[[ DATA RECORDS open ]]

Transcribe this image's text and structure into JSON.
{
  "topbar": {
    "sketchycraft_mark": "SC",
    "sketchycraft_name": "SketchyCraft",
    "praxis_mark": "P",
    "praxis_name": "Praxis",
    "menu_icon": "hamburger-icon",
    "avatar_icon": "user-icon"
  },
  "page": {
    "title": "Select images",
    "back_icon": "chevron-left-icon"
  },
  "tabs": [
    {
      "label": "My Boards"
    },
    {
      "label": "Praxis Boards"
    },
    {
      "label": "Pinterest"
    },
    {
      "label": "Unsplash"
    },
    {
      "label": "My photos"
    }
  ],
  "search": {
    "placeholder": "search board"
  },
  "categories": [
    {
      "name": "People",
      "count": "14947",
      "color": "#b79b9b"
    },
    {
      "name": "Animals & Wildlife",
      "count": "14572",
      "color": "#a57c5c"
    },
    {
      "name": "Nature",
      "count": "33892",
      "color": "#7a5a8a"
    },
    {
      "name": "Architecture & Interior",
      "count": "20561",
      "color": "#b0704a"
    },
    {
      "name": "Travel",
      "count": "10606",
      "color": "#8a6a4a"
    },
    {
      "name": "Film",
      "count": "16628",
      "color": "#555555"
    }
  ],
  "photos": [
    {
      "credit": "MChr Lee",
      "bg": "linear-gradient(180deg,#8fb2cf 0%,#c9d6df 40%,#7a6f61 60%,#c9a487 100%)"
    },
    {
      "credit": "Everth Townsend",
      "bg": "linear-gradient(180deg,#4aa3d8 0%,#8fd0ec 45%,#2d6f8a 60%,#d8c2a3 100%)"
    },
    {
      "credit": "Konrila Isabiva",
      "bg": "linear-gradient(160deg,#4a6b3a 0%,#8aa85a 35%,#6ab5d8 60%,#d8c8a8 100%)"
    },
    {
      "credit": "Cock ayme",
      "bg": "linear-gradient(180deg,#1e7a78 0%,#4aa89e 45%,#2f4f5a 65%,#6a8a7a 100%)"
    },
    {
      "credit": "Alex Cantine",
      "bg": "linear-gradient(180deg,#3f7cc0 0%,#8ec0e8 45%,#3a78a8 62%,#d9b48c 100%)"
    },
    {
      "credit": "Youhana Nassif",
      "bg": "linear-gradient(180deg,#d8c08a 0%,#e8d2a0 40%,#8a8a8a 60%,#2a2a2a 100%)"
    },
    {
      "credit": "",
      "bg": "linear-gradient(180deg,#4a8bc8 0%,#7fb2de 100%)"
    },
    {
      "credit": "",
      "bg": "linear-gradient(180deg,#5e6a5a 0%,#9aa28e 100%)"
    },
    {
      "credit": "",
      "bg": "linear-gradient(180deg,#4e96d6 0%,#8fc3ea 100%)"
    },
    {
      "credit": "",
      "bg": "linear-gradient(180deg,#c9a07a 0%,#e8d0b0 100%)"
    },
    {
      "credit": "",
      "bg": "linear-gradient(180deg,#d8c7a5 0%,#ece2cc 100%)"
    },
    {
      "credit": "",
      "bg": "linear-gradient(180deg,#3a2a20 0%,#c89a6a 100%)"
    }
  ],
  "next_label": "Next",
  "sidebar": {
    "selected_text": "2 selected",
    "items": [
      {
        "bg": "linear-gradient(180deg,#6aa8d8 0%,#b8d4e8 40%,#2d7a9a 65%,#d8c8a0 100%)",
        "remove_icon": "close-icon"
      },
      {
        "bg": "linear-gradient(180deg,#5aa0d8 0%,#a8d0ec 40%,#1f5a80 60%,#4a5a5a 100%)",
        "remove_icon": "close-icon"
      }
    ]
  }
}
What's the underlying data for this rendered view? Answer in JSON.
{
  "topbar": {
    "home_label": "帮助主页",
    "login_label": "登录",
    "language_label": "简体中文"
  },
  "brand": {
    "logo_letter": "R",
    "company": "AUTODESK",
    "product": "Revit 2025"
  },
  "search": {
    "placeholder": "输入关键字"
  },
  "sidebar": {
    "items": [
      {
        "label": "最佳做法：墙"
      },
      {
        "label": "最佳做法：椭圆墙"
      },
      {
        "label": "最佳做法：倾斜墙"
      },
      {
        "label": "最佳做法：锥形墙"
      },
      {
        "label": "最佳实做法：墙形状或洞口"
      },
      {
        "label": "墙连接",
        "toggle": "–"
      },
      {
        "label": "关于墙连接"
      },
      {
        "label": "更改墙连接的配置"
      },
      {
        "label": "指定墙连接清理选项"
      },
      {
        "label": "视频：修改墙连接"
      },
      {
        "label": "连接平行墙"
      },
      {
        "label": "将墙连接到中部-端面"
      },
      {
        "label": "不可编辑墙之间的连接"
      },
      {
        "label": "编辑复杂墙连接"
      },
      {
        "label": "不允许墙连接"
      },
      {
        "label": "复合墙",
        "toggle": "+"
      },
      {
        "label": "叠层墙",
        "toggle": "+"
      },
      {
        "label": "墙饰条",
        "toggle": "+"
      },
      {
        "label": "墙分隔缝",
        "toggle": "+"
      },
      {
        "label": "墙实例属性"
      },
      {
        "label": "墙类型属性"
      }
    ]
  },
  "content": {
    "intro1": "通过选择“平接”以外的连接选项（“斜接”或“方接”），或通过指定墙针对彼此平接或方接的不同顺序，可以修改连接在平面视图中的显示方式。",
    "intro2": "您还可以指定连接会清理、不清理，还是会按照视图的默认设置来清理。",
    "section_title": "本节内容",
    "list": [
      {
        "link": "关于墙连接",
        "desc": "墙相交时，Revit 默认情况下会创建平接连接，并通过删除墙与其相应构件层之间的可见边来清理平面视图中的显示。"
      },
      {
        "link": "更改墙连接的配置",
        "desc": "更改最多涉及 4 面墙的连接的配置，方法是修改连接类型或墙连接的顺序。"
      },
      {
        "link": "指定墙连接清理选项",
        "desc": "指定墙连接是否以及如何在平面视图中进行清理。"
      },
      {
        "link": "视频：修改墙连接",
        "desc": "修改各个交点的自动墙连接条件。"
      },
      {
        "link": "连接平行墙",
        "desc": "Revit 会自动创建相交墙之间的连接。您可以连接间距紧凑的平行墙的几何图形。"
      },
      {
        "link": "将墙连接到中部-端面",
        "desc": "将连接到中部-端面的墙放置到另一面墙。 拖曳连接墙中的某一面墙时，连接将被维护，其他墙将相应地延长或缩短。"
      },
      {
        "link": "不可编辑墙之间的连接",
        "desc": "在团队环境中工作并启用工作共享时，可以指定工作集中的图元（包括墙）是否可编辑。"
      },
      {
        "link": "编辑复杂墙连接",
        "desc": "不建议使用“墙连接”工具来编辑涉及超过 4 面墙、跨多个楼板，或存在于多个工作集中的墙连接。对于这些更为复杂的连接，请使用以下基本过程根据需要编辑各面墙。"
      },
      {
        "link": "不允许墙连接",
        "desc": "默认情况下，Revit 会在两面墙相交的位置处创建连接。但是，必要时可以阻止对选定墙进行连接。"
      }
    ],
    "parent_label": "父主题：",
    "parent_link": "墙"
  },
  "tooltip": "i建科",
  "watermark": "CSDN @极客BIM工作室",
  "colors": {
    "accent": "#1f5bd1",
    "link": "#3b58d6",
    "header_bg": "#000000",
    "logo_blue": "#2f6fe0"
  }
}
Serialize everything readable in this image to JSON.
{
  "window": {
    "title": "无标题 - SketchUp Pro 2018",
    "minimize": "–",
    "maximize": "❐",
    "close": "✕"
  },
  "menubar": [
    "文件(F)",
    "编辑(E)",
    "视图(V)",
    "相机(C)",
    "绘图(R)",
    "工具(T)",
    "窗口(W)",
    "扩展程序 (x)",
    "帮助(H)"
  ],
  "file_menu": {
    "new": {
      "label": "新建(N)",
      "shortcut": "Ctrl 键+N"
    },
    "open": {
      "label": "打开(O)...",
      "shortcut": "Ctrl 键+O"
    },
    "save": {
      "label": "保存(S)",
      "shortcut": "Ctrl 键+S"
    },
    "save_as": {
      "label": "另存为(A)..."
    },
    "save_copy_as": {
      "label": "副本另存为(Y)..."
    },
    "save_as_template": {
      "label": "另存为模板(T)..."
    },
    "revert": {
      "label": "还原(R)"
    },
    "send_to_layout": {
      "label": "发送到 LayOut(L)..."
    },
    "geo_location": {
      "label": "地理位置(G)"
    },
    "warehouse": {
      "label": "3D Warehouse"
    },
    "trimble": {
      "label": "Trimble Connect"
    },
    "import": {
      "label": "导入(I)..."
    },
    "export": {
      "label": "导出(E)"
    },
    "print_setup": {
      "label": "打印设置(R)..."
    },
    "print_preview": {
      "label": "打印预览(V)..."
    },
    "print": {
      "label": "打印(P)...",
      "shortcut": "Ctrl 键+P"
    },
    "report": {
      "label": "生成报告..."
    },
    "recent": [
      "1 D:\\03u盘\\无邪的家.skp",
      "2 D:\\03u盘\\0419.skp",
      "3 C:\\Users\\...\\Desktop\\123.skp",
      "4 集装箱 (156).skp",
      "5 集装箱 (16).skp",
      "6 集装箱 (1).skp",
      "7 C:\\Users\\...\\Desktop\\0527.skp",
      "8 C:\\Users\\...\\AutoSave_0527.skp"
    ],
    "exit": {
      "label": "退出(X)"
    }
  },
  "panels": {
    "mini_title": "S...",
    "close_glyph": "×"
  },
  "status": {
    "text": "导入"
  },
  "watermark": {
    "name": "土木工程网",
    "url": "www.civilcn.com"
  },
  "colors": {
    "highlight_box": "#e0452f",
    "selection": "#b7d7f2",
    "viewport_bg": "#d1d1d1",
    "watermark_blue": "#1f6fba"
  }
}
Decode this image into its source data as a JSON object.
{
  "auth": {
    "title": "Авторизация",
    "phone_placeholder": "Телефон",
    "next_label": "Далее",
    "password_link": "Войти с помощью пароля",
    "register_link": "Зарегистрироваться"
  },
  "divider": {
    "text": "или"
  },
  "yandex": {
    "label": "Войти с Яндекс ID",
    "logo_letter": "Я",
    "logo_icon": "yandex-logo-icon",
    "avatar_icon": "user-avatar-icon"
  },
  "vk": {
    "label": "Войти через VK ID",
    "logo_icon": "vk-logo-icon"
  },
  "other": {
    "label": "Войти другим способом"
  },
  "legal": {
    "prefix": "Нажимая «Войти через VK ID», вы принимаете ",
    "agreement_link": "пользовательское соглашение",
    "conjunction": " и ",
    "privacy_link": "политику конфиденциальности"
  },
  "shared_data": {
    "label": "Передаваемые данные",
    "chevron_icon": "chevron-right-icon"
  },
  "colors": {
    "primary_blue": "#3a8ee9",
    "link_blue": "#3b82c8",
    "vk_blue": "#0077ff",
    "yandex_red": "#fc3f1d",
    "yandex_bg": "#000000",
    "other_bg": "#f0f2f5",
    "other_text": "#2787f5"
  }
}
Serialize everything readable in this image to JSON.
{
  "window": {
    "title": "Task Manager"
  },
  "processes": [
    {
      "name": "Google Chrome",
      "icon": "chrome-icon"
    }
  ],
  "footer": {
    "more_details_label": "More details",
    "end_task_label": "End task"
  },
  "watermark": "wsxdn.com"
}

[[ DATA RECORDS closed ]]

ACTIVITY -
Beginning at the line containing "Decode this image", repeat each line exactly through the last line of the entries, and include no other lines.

FINAL ANSWER -
Decode this image into its source data as a JSON object.
{
  "auth": {
    "title": "Авторизация",
    "phone_placeholder": "Телефон",
    "next_label": "Далее",
    "password_link": "Войти с помощью пароля",
    "register_link": "Зарегистрироваться"
  },
  "divider": {
    "text": "или"
  },
  "yandex": {
    "label": "Войти с Яндекс ID",
    "logo_letter": "Я",
    "logo_icon": "yandex-logo-icon",
    "avatar_icon": "user-avatar-icon"
  },
  "vk": {
    "label": "Войти через VK ID",
    "logo_icon": "vk-logo-icon"
  },
  "other": {
    "label": "Войти другим способом"
  },
  "legal": {
    "prefix": "Нажимая «Войти через VK ID», вы принимаете ",
    "agreement_link": "пользовательское соглашение",
    "conjunction": " и ",
    "privacy_link": "политику конфиденциальности"
  },
  "shared_data": {
    "label": "Передаваемые данные",
    "chevron_icon": "chevron-right-icon"
  },
  "colors": {
    "primary_blue": "#3a8ee9",
    "link_blue": "#3b82c8",
    "vk_blue": "#0077ff",
    "yandex_red": "#fc3f1d",
    "yandex_bg": "#000000",
    "other_bg": "#f0f2f5",
    "other_text": "#2787f5"
  }
}
Serialize everything readable in this image to JSON.
{
  "window": {
    "title": "Task Manager"
  },
  "processes": [
    {
      "name": "Google Chrome",
      "icon": "chrome-icon"
    }
  ],
  "footer": {
    "more_details_label": "More details",
    "end_task_label": "End task"
  },
  "watermark": "wsxdn.com"
}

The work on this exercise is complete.